By Barney Blakeney
Former South Carolina Democratic Party Chair Jamie Harrison is set to challenge Sen. Lindsey Graham in the November 3 general election to become the first Democratic senator from South Carolina since Fritz Hollings retired in 2005. He perhaps is mounting the most serious challenge Graham has faced in years.
I used to like Graham. When he first went to the House of Representatives in 1995, I thought he did a fair job working across the aisle with Democrats. It won him some disfavor among staunchly conservative Republicans who sought to unseat him. But he seemed to change when he was elected to the Senate in 2005. Today I see Graham as ridiculously ultra conservative. I’m almost saddened to see Graham emerge as a Donald Trump clone, though on rare occasions he breaks from of the Trump camp.
The alternative Harrison offers is a breath of fresh air. I first met the 44-year-old Orangeburg native in 2008 while working for Clay Middleton’s S.C. House campaign. Those guys were Jim Clyburn protégés. Middleton had a slew of young guns running his campaign. They ran a tech savvy campaign. I thought it was a mistake. We live in a modern technical age, but old school back in the day political campaigns still is what works – meet and greet/press the flesh. Old schoolers represent the vast majority of Black voters. If you want their votes, you gotta go old school campaigning. Middleton lost the election.
Since then, Harrison has emerged as a leading character on the state’s political stage. He served as chair of the South Carolina Democratic Party from 2013 to 2017 and is an associate chairman of the Democratic National Committee. In 2016, he ran for Democratic National Committee chair. We talked numerous times while he ran the state party. I found him to be a smart guy.
Harrison was raised by his mother and grandparents. He attended Orangeburg-Wilkinson High School and received a scholarship to Yale University where he majored in political science. After graduating from Yale in 1998, he was appointed COO of College Summit, a non-profit organization that helps low-income youth find a path to college and a career. He earned his J.D. from Georgetown University Law Center in 2004.
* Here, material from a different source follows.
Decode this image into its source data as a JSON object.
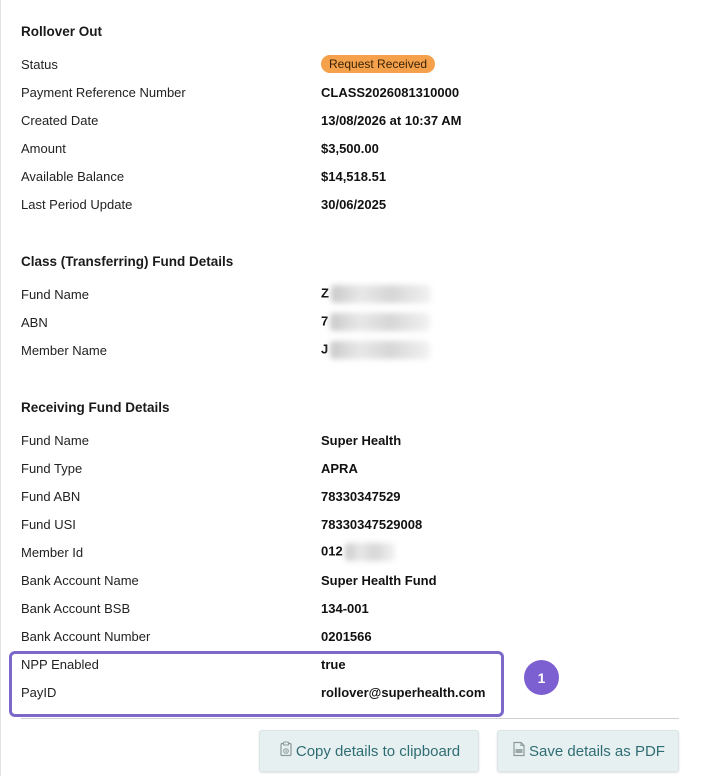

After leaving College Summit, Harrison became involved in politics, working for Jim Clyburn as his floor director of operations while Clyburn was the Majority Whip of the House of Representatives. Harrison went on to serve as executive director of the House Democratic Caucus and vice chair of the South Carolina Democratic Party. He later served as a lobbyist for the Podesta Group. In May 2013, Harrison became chair of the South Carolina Democratic Party. He is the first African American to have served in the role.
When I heard Harrison was running for the S.C. Senate seat I wondered “What could this guy be thinking? Who can beat Lindsey Graham in South Carolina?” Shows you how much I know.
Since announcing his candidacy, Harrison has emerged as the quintessential candidate to succeed Lindsey Graham. Beyond the Trump cult, Harrison has demonstrated the qualities of a Yale educated/Georgetown U. lawyer independent thinking Republican voters can relate to and the compassion Democratic voters espouse. As an independent voter, I see Harrison as a viable alternative to an increasingly more politically pandering Graham.
I asked a friend, political consultant Abe Jenkins, what he thought. He said Harrison probably is the Democrats’ strongest choice to run against Graham. Even with Graham’s hefty campaign war chest, Harrison has been competitive, raising more funding in a single quarter than any other candidate before him. Tech savvy Jenkins said Harrison has a “solid chance” of beating Graham according to political polls.
“Harrison’s a really good candidate,” Jenkins said. “He’s extremely intelligent and he knows how to build coalitions. He has the experience, capabilities and skillset. There’s no questioning his ability to implement policy or his knowledge of how the system works. The question is can Harrison win in this state.”
I think that’s the question South Carolina voters must ask themselves – can our voters look beyond blind party loyalty to support a candidate who can take us into the Future? I think we have to. Our world is changing. We must also change. I think that change can begin with Jamie Harrison.